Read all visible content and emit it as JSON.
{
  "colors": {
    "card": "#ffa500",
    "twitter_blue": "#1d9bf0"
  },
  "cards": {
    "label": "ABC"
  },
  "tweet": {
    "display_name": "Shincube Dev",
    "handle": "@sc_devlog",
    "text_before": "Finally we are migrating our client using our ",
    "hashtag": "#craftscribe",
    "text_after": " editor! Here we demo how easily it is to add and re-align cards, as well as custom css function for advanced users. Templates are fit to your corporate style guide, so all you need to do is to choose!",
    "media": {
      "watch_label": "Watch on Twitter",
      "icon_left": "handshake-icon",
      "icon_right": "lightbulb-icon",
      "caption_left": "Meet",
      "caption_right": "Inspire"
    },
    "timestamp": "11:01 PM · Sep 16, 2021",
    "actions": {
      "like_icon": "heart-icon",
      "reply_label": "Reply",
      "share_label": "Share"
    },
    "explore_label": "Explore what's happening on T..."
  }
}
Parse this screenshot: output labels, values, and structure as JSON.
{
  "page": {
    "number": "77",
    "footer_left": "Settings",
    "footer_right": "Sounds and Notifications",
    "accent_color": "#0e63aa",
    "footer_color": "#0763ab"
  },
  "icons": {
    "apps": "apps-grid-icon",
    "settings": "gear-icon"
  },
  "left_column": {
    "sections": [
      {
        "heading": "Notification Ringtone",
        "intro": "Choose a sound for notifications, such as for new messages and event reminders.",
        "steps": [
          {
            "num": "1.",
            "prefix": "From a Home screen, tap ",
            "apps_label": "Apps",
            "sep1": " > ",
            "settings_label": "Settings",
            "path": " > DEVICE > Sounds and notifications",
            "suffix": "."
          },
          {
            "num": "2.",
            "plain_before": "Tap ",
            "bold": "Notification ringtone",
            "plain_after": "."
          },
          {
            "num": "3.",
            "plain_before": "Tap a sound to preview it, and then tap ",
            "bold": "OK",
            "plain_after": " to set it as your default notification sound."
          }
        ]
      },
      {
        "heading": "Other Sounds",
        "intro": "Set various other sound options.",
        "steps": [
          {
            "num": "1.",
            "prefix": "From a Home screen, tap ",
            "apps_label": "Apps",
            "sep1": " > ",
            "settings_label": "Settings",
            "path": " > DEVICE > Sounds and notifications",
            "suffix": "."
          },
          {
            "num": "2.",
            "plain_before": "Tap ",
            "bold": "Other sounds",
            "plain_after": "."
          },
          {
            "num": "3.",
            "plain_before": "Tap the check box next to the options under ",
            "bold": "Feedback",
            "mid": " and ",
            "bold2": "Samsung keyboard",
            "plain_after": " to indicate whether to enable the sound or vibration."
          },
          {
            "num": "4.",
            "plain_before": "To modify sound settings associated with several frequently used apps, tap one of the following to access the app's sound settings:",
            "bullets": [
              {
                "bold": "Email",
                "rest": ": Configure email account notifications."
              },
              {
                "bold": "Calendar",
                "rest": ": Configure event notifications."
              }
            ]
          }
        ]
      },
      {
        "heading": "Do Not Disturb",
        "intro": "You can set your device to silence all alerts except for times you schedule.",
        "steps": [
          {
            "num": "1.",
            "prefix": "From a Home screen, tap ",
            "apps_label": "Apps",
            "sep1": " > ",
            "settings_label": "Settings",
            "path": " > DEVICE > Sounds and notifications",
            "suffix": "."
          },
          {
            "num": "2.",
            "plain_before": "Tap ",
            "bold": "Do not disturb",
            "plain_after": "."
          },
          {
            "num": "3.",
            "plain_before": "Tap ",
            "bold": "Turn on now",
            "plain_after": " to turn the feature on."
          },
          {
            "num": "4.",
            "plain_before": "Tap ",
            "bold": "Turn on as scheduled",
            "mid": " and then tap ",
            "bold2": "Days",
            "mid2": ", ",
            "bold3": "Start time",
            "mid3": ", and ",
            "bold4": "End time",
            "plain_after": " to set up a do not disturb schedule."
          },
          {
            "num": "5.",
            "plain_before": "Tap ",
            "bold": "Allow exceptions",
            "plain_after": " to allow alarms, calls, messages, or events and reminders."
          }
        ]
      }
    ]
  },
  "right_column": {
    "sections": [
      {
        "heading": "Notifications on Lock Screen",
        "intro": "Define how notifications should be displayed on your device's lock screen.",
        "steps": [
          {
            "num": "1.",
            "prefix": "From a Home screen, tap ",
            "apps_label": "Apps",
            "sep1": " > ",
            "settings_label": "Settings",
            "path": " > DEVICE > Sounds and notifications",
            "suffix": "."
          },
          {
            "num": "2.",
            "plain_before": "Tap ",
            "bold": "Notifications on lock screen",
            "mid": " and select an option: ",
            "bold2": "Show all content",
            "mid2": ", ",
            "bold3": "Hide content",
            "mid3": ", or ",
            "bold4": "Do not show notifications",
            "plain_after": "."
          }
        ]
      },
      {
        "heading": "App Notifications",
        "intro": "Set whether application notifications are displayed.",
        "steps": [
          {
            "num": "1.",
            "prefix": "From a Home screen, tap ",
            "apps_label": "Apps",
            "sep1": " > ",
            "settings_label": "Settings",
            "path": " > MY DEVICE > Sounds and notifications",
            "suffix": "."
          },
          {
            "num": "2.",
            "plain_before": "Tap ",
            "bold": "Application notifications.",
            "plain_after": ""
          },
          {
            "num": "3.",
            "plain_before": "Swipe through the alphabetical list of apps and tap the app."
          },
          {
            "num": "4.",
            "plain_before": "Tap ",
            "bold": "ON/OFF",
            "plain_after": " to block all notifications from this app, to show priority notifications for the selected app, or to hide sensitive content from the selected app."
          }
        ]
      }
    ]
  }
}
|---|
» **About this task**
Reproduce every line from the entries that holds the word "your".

» **Written solution**
    "text_after": " editor! Here we demo how easily it is to add and re-align cards, as well as custom css function for advanced users. Templates are fit to your corporate style guide, so all you need to do is to choose!",
            "plain_after": " to set it as your default notification sound."
        "intro": "You can set your device to silence all alerts except for times you schedule.",
        "intro": "Define how notifications should be displayed on your device's lock screen.",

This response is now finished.